Bilateral adrenal haemorrhage causing primary adrenal insufficiency in a patient with primary anti-phospholipid syndrome
M Modi, S Zaman, N Hawkins, H Al-Daour, E Benson, M Hameed, M Sohal, V Lecamwasam, Ealing Hospital
Case report: A 36 year old lady, with a background history of primary anti-phospholipid syndrome and Factor V Leiden, presented to Ealing Hospital 6 days post partum with pleuritic chest pain. On clinical suspicion of a pulmonary embolism, a CT pulmonary angiogram was performed. This excluded a pulmonary embolism, but revealed an incidental finding of left adrenal enlargement, suspicious of adrenal infarction. A short Synacthen test was performed on advice of the Endocrine team, which demonstrated an appropriate cortisol response.
During the admission, the patient became clinically septic, with pyrexia, hypotension and increasing inflammatory markers. She was treated by the Gynaecology team for suspected endometritis. However, she did not demonstrate clinical improvement on intravenous antibiotics. In light of this, a CT scan of the chest, abdomen and pelvis was performed, which revealed cholecystitis and mild pancreatitis. Furthermore, the scan revealed an increase in the size of the right adrenal gland.
The patientís care was transferred to the Endocrine team for further assessment and management, with ongoing input from the General Surgical team. The findings of the two previous CT scans raised the suspicion of adrenal haemorrhage. A repeat short Synacthen test confirmed a diagnosis of hypoadrenalism. Upon discussion with Radiology, an adrenal dedicated MRI was conducted, which confirmed bilateral adrenal haemorrhage with little normal adrenal tissue visualised. The patient was commenced on oral hydrocortisone and fludrocortisone, and showed a marked clinical response in blood pressure and symptoms.
The patient had also been on prophylactic dose clexane since delivery due to her underlying haematological conditions. On advice of the Haematology team, this was continued as the patient was deemed to be at increased risk of clot formation particularly as she was post-partum, septic and less mobile than her baseline.

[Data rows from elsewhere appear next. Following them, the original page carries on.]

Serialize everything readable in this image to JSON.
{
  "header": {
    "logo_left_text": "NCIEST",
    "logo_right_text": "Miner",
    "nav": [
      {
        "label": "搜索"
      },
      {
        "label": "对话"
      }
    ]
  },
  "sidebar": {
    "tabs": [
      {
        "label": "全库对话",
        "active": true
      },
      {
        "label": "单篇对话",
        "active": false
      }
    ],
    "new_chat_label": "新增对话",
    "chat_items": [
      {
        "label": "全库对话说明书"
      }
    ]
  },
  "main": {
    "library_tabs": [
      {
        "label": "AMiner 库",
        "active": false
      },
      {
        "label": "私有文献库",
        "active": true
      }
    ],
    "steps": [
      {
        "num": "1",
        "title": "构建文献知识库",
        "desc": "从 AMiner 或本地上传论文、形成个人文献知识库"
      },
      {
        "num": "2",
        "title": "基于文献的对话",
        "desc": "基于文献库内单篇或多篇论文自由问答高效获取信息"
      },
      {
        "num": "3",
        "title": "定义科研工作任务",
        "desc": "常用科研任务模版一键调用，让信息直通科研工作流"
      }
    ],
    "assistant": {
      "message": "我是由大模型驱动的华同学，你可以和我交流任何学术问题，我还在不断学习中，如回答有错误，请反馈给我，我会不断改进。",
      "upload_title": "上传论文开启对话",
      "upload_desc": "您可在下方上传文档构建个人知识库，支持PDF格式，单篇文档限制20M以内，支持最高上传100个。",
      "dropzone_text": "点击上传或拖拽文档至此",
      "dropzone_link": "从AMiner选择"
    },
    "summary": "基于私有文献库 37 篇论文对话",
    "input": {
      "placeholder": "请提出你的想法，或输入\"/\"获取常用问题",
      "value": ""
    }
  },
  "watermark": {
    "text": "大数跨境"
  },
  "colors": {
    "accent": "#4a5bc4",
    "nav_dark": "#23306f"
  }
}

Discussion: This case illustrated the importance of the multidisciplinary team in the management of a complex patient with multiple pathologies. Professionals from Endocrinology, Gynaecology, General Surgery, Radiology and Haematology worked in tandem to identify the underlying diagnosis and initiate appropriate management.
The phenomenon of adrenal haemorrhage and consequent adrenal insufficiency is a rare but recognised complication in patients with primary anti-phospholipid syndrome in response to sepsis. This case highlights the importance of a high index of suspicion for this phenomenon as it can be life threatening. Furthermore, the case reinforces the utility of serial investigations in light of ongoing pathology.